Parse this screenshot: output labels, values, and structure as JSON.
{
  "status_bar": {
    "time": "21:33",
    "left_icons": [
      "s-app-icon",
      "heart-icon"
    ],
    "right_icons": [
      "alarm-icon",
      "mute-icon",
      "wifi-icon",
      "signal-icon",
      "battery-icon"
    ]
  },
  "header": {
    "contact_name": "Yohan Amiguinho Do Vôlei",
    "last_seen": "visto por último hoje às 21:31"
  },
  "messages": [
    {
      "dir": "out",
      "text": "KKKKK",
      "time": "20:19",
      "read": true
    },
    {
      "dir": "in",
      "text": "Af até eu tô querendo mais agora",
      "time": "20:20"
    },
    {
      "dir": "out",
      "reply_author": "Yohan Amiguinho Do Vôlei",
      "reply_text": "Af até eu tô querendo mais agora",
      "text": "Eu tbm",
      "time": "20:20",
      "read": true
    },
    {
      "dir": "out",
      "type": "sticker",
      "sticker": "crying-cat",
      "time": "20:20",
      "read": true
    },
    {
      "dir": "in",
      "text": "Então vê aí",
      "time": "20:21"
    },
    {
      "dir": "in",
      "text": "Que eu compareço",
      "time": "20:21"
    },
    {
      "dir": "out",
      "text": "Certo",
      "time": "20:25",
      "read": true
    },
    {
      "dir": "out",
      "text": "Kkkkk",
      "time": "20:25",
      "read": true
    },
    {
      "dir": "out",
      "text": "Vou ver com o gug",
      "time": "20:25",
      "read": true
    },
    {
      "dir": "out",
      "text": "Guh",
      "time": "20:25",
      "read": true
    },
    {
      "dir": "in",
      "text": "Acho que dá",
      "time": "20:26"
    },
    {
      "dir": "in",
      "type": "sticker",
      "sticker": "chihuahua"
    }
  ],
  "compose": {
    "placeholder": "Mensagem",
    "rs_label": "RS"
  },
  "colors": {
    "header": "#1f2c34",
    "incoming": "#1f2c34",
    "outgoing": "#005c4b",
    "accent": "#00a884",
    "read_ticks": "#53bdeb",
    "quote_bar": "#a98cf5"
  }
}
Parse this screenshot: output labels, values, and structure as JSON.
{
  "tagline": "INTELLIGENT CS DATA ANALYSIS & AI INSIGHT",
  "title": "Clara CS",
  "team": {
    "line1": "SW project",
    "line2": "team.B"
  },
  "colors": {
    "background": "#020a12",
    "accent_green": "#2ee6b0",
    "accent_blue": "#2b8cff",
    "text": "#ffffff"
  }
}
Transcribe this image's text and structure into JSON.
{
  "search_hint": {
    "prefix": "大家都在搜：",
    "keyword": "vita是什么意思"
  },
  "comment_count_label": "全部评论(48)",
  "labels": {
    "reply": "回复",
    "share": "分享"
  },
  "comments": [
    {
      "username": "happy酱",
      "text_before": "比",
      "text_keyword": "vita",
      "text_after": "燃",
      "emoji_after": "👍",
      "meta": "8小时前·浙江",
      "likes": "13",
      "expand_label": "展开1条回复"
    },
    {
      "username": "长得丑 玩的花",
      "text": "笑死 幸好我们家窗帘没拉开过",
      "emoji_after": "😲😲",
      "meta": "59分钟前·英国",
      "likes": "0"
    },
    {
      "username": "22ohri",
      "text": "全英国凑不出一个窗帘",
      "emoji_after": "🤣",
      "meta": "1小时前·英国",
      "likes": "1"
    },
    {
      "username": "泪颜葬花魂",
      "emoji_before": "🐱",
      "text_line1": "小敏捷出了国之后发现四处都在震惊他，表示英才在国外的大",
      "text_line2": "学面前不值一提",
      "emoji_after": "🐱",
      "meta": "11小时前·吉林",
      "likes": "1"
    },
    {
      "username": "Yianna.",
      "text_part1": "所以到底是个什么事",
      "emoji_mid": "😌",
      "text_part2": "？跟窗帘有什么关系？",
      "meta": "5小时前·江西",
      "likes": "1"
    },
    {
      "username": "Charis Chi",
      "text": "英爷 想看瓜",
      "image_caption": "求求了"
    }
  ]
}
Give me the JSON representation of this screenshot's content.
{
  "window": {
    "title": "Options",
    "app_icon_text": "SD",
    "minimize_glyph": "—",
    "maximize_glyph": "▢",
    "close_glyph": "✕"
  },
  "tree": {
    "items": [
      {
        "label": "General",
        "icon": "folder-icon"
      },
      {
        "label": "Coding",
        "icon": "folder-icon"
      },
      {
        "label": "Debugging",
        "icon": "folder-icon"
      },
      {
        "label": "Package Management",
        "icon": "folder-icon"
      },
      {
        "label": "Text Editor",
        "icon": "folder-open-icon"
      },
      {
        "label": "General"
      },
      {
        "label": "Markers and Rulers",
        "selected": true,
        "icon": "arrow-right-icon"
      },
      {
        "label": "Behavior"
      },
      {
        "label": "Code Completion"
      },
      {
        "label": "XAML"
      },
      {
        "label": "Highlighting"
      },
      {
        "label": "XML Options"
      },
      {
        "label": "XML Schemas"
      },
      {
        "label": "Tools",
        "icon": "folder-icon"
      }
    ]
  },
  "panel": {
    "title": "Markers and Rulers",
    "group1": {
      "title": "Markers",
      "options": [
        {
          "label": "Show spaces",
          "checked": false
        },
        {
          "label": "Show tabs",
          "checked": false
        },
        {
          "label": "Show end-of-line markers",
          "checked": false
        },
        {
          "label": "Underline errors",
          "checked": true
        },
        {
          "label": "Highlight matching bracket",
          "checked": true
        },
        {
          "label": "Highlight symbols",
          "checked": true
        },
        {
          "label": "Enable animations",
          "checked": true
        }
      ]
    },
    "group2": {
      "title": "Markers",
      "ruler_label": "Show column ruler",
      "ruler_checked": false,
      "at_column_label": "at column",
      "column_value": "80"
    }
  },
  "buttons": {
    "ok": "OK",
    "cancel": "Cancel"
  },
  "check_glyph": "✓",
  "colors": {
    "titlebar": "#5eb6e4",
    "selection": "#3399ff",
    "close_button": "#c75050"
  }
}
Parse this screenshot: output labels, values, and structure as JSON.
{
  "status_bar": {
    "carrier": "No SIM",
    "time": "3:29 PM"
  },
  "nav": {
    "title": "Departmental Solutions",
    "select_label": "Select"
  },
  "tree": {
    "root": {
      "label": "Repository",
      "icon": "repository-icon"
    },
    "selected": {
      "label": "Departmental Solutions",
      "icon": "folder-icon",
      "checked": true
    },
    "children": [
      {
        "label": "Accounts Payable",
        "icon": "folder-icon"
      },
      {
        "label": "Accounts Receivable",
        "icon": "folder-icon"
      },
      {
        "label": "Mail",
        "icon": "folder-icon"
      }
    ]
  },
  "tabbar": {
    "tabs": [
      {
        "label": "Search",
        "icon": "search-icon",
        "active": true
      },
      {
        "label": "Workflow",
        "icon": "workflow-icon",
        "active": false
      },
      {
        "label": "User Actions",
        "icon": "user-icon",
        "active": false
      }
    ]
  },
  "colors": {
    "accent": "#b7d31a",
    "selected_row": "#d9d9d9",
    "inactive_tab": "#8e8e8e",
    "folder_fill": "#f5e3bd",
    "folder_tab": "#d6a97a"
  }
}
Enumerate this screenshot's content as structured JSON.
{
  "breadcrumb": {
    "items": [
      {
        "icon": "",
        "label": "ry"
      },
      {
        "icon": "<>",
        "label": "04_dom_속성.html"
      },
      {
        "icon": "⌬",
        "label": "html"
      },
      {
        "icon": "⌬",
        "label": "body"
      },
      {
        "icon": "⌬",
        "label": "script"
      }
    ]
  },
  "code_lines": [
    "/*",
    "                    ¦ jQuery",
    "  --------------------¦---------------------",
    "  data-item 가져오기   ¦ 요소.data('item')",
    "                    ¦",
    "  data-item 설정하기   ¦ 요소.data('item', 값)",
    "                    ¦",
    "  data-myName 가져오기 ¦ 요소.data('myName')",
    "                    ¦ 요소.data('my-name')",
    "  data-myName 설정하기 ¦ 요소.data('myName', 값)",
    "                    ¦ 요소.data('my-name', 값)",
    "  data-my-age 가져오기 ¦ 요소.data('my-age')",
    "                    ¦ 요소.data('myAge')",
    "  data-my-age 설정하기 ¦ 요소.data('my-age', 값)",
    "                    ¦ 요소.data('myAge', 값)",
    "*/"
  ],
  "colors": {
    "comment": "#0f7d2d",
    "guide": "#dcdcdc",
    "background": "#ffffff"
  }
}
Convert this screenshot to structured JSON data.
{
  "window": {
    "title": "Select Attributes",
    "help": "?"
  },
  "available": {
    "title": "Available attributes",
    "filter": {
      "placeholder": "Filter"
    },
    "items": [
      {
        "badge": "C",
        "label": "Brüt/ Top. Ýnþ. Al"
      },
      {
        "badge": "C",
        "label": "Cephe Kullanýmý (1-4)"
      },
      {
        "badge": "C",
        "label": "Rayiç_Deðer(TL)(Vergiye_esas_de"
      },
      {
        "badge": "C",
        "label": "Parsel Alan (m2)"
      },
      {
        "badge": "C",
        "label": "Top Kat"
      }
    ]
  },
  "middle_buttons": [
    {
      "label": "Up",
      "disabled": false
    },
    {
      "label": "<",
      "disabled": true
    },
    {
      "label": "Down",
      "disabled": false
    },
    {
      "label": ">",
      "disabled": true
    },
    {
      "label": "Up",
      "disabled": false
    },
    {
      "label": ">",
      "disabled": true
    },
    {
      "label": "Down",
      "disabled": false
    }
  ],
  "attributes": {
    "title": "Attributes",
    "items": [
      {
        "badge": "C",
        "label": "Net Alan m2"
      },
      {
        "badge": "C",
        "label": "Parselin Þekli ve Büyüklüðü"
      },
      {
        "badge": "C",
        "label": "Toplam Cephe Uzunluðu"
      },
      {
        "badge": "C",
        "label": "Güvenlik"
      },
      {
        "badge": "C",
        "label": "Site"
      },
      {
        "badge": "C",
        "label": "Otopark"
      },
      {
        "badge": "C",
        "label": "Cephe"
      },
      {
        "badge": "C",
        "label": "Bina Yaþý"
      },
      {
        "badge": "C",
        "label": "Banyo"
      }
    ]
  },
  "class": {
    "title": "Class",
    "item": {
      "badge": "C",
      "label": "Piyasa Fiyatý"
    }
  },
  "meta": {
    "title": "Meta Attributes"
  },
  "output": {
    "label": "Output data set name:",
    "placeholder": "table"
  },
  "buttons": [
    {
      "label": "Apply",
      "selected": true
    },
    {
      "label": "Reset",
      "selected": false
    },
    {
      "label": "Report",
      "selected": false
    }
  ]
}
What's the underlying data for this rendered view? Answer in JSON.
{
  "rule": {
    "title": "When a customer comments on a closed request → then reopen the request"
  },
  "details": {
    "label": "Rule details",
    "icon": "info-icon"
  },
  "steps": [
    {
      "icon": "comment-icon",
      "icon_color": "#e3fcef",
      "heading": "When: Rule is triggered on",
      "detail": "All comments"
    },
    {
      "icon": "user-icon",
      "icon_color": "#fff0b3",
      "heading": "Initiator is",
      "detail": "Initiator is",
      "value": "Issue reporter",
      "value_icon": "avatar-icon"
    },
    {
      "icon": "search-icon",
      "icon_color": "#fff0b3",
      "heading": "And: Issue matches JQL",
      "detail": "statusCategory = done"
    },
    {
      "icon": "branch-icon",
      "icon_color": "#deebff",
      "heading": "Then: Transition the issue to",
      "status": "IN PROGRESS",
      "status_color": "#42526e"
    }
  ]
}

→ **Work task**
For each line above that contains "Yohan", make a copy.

→ **Expected output**
    "contact_name": "Yohan Amiguinho Do Vôlei",
      "reply_author": "Yohan Amiguinho Do Vôlei",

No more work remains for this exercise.